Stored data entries
● ● ● ● ●

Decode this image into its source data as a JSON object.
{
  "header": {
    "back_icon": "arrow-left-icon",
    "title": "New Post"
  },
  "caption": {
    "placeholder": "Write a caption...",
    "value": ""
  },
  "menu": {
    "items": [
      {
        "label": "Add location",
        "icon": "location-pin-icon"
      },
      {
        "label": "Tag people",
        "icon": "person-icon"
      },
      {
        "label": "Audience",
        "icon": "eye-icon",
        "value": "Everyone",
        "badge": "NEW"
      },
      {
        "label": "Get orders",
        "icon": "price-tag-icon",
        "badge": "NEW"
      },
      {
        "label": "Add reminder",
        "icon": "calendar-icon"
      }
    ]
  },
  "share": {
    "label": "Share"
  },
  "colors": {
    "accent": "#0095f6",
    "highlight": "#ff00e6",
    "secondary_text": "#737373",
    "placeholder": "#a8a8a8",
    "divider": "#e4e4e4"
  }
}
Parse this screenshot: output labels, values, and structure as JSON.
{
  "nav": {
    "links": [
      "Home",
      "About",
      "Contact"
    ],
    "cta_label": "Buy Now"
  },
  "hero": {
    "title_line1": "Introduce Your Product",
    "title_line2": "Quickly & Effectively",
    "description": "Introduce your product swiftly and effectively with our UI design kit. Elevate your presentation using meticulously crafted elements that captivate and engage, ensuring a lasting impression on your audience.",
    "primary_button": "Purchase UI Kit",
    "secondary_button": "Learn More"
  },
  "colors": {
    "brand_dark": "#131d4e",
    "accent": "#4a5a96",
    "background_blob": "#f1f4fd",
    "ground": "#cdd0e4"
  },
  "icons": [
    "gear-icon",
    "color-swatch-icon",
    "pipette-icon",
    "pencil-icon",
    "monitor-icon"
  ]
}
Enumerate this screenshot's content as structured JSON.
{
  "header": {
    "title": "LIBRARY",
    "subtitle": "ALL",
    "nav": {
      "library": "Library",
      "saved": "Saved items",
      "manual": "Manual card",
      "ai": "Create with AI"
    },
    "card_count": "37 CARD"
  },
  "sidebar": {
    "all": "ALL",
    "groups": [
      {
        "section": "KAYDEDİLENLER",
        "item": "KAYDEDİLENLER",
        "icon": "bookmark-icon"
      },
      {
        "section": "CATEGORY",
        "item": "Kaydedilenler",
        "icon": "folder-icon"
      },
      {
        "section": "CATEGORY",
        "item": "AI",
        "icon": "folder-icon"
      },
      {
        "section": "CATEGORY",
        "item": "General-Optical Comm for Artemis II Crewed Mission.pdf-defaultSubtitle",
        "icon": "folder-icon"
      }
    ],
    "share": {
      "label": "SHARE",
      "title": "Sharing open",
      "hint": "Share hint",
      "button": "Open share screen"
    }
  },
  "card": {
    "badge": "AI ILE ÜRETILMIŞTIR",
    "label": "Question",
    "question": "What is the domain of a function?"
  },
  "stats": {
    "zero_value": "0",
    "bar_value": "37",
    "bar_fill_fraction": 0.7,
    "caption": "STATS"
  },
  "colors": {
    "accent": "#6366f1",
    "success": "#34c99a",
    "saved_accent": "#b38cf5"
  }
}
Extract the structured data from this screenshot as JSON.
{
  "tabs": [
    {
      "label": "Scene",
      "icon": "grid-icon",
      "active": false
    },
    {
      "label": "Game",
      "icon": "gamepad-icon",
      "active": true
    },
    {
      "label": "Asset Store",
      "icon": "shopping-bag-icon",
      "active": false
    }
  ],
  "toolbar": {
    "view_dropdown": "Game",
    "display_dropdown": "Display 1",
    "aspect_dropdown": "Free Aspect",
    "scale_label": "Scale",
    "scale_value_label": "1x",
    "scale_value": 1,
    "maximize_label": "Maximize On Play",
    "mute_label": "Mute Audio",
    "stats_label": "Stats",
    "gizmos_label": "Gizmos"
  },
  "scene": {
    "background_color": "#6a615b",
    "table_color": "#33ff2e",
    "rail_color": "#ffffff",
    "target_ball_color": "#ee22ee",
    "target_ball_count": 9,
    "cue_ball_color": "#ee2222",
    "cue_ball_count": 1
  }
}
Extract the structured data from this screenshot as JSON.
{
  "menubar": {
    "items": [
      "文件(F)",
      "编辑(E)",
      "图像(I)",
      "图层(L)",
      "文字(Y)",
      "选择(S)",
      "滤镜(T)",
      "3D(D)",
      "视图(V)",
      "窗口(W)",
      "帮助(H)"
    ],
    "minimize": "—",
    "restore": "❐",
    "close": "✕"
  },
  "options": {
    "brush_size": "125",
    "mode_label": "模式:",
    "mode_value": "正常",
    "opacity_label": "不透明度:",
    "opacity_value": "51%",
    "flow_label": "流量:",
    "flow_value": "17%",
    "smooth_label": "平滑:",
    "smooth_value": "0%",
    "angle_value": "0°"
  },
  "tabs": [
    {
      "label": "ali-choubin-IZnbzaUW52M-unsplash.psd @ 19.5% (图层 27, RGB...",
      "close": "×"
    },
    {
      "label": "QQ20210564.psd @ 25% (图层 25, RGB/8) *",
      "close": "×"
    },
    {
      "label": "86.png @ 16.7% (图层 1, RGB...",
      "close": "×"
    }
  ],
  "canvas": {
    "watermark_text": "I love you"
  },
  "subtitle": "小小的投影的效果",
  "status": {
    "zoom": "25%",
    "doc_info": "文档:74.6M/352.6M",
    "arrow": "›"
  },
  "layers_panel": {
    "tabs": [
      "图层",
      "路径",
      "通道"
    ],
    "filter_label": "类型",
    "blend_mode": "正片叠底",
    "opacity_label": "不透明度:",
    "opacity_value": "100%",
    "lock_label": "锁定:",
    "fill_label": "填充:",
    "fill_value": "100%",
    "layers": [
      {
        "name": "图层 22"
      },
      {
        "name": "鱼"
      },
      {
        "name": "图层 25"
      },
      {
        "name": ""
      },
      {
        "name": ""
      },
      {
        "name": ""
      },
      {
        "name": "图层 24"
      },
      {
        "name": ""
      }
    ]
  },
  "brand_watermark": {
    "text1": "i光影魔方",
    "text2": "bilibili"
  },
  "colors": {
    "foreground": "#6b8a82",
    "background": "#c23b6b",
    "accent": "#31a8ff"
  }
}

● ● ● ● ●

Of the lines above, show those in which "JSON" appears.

▶ [Your solution]:
Decode this image into its source data as a JSON object.
Parse this screenshot: output labels, values, and structure as JSON.
Enumerate this screenshot's content as structured JSON.
Extract the structured data from this screenshot as JSON.
Extract the structured data from this screenshot as JSON.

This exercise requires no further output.